Here, researchers have taken a new tack, homing in on a drug-like inhibitor that targets a protein on the surface of influenza A viruses, making it impossible for the bug to find a happy home in respiratory cells where it would usually initiate its attack.

The new discovery builds on the foundation of earlier research that found a small molecule identified as F0045(S) could bind and inhibit H1N1 influenza A viruses, though not that effectively. But the scientists found that using the chemical structure of F0045(S), they could design molecules to absolutely bind to the virus.

“We began by developing a high-throughput hemagglutinin binding assay that allowed us to rapidly screen large libraries of small molecules and found the lead compound F0045(S) with this process,” says corresponding author Dennis Wolan, senior principal scientist at Genentech and former associate professor at Scripps Research.

Using SuFEx click-chemistry, a tool that enables selective synthesis of functional molecules, developed by two-time Nobel laureate and co-author K. Barry Sharpless, the researchers built a library of potential molecules by tweaking the structure of F0045(S). In this library, they found two molecules of particular interest – 4(R) and 6(R) – which had far better binding properties.

X-ray crystal structures of these two target molecules attached to the virus's hemagglutinin protein then revealed how and where they were able to bind to the bug – and how this could then be improved on.
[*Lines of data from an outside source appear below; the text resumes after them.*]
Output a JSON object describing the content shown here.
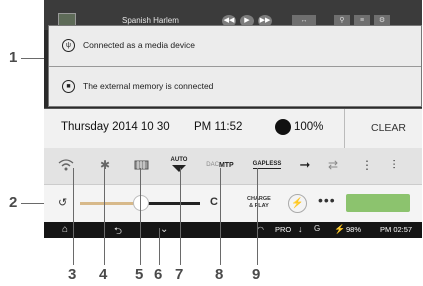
{
  "callouts": {
    "c1": "1",
    "c2": "2",
    "c3": "3",
    "c4": "4",
    "c5": "5",
    "c6": "6",
    "c7": "7",
    "c8": "8",
    "c9": "9"
  },
  "topbar": {
    "song_title": "Spanish Harlem"
  },
  "notifications": [
    {
      "icon": "usb-icon",
      "text": "Connected as a media device"
    },
    {
      "icon": "memory-card-icon",
      "text": "The external memory is connected"
    }
  ],
  "status": {
    "date": "Thursday 2014 10 30",
    "time": "PM 11:52",
    "battery": "100%",
    "clear_label": "CLEAR"
  },
  "quick_settings": {
    "auto_label": "AUTO",
    "dac_label": "DAC",
    "mtp_label": "MTP",
    "gapless_label": "GAPLESS"
  },
  "slider_row": {
    "brightness_level": 0.5,
    "c_label": "C",
    "charge_label_1": "CHARGE",
    "charge_label_2": "& PLAY",
    "more_label": "•••"
  },
  "navbar": {
    "pro_label": "PRO",
    "battery_pct": "98%",
    "clock": "PM 02:57"
  },
  "colors": {
    "accent_green": "#8cc36e",
    "slider_bright": "#d7b98a"
  }
}
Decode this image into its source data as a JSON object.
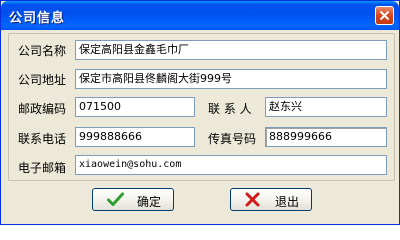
{
  "window": {
    "title": "公司信息"
  },
  "form": {
    "company_name": {
      "label": "公司名称",
      "value": "保定高阳县金鑫毛巾厂"
    },
    "company_address": {
      "label": "公司地址",
      "value": "保定市高阳县佟麟阁大街999号"
    },
    "postal_code": {
      "label": "邮政编码",
      "value": "071500"
    },
    "contact_person": {
      "label": "联 系 人",
      "value": "赵东兴"
    },
    "phone": {
      "label": "联系电话",
      "value": "999888666"
    },
    "fax": {
      "label": "传真号码",
      "value": "888999666"
    },
    "email": {
      "label": "电子邮箱",
      "value": "xiaowein@sohu.com"
    }
  },
  "buttons": {
    "ok_label": "确定",
    "exit_label": "退出"
  },
  "colors": {
    "titlebar": "#0053ee",
    "close_button": "#d9441c",
    "dialog_bg": "#ece9d8",
    "input_border": "#7f9db9",
    "ok_icon": "#2e9e2e",
    "exit_icon": "#d01c1c"
  },
  "icons": {
    "close": "close-icon",
    "ok": "checkmark-icon",
    "exit": "x-icon"
  }
}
“We showed that these inhibitors bind much more tightly to the viral antigen hemagglutinin than the original lead molecule did,” said Wilson. “By using click-chemistry, we basically extended the compounds’ ability to interact with influenza by making them target additional pockets on the antigen surface.”
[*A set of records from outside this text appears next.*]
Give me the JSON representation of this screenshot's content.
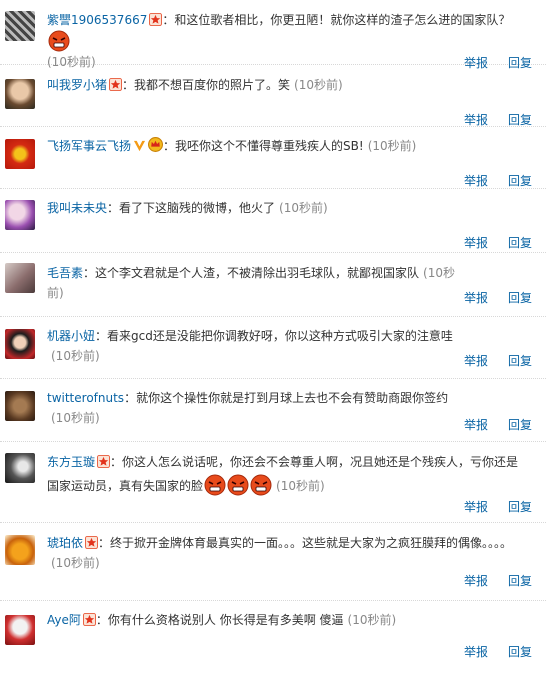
{
  "comments": [
    {
      "name": "紫譻1906537667",
      "text": "：和这位歌者相比，你更丑陋！就你这样的渣子怎么进的国家队？",
      "time": "(10秒前)",
      "report": "举报",
      "reply": "回复"
    },
    {
      "name": "叫我罗小猪",
      "text": "：我都不想百度你的照片了。笑",
      "time": "(10秒前)",
      "report": "举报",
      "reply": "回复"
    },
    {
      "name": "飞扬军事云飞扬",
      "text": "：我呸你这个不懂得尊重残疾人的SB!",
      "time": "(10秒前)",
      "report": "举报",
      "reply": "回复"
    },
    {
      "name": "我叫未未央",
      "text": "：看了下这脑残的微博，他火了",
      "time": "(10秒前)",
      "report": "举报",
      "reply": "回复"
    },
    {
      "name": "毛吾素",
      "text": "：这个李文君就是个人渣，不被清除出羽毛球队，就鄙视国家队",
      "time": "(10秒前)",
      "report": "举报",
      "reply": "回复"
    },
    {
      "name": "机器小妞",
      "text": "：看来gcd还是没能把你调教好呀，你以这种方式吸引大家的注意哇",
      "time": "(10秒前)",
      "report": "举报",
      "reply": "回复"
    },
    {
      "name": "twitterofnuts",
      "text": "：就你这个操性你就是打到月球上去也不会有赞助商跟你签约",
      "time": "(10秒前)",
      "report": "举报",
      "reply": "回复"
    },
    {
      "name": "东方玉璇",
      "text": "：你这人怎么说话呢，你还会不会尊重人啊，况且她还是个残疾人，亏你还是国家运动员，真有失国家的脸",
      "time": "(10秒前)",
      "report": "举报",
      "reply": "回复"
    },
    {
      "name": "琥珀依",
      "text": "：终于掀开金牌体育最真实的一面。。。这些就是大家为之疯狂膜拜的偶像。。。。",
      "time": "(10秒前)",
      "report": "举报",
      "reply": "回复"
    },
    {
      "name": "Aye阿",
      "text": "：你有什么资格说别人 你长得是有多美啊 傻逼",
      "time": "(10秒前)",
      "report": "举报",
      "reply": "回复"
    }
  ],
  "colors": {
    "link": "#0a64a4",
    "text": "#333333",
    "time": "#888888",
    "separator": "#d8d8d8"
  }
}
What they found was that 6(R), in particular, was able to safely bind to its target in cell culture. Importantly, it did this 200 times better than F0045(S) and was non-toxic, suggesting both efficacy and safety made this an impressive candidate for a flu-thwarting drug.
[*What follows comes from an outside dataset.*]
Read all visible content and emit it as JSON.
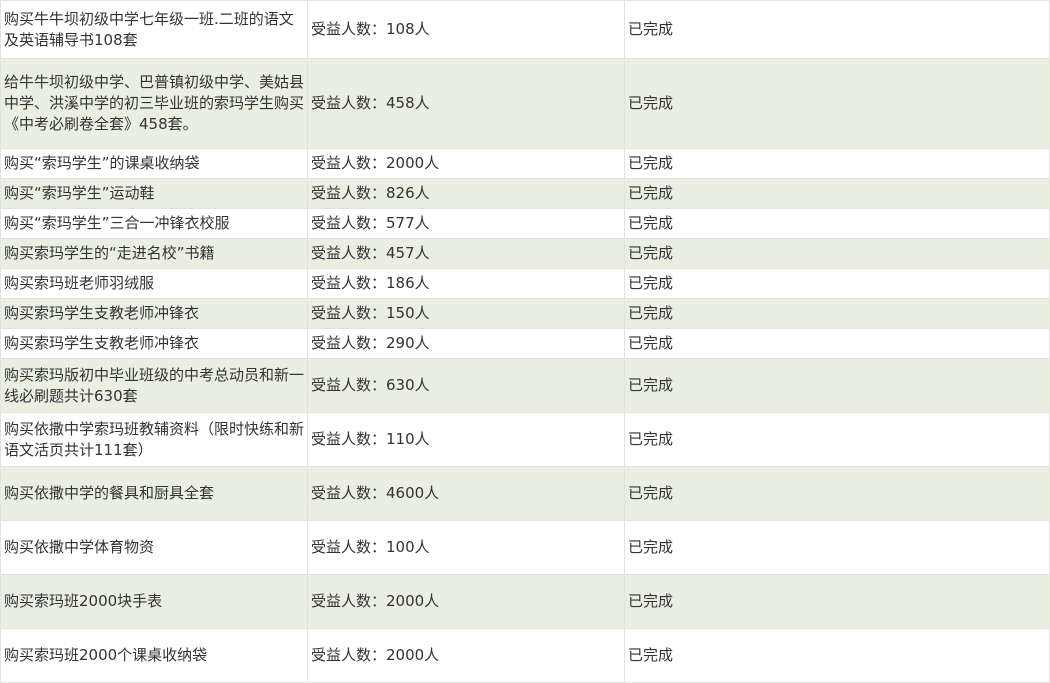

But wait, there's more. Using 6(R), the researchers then tweaked the 'recipe' for what they call compound 7 – a molecule with even greater antiviral power.

“This is the most potent small-molecule hemagglutinin inhibitor developed to date,” said corresponding author Seiya Kitamura, who worked on the project at Scripps Research and is now an assistant professor at the Albert Einstein College of Medicine.

The researchers are now working on optomizing their 'silver bullet' virus inhibitor, compound 7, which they'll then test on animal influenza A models.

“In terms of potency, it will be hard to improve the molecule any further, but there are many other properties to consider and optimize, for example, pharmacokinetics, metabolism and aqueous solubility,” Kitamura added.

The team is also looking at using a similar method to find a target for other strains of the virus, including H5N1 – what we most commonly know as avian influenza, which has the potential to pose a huge threat to humans if it becomes easily transmissible.

The research was published in the journal The Proceedings of the National Academy of Sciences

Source: Scripps Research institute

Oh how I long for a world without colds and flus (and mosquitos too, please)...
Nice write-up Bronwyn. I am all for molecules that block viral infections as they may have a bigger impact on human health than molecules that fight current strain's infections as they develop. Yet I fear the ancient "We are tampering with nature" - that we see with the toxicity concerns. I am lucky to be a beneficiary of the antibiotic and antiviral age, but as a physician I am all too aware of what abuse of either has caused. I fear "tampering" may yield super infections when pathogens mutate to infect - or not! Theoretically we could eliminate a viral or bacterial pathogen but then wouldn't we set ourselves up for the next pathogen's evolution into human infection? Keep the studies disseminate to us all, this gives hope even with concerns for living without need of a robust immune system.....
given the state of avian and now bovine flu...seems to me we should be looking to use this not just on humans, but on other animals as well.
flu in our food supply is just as much a threat as flu is to humans directly.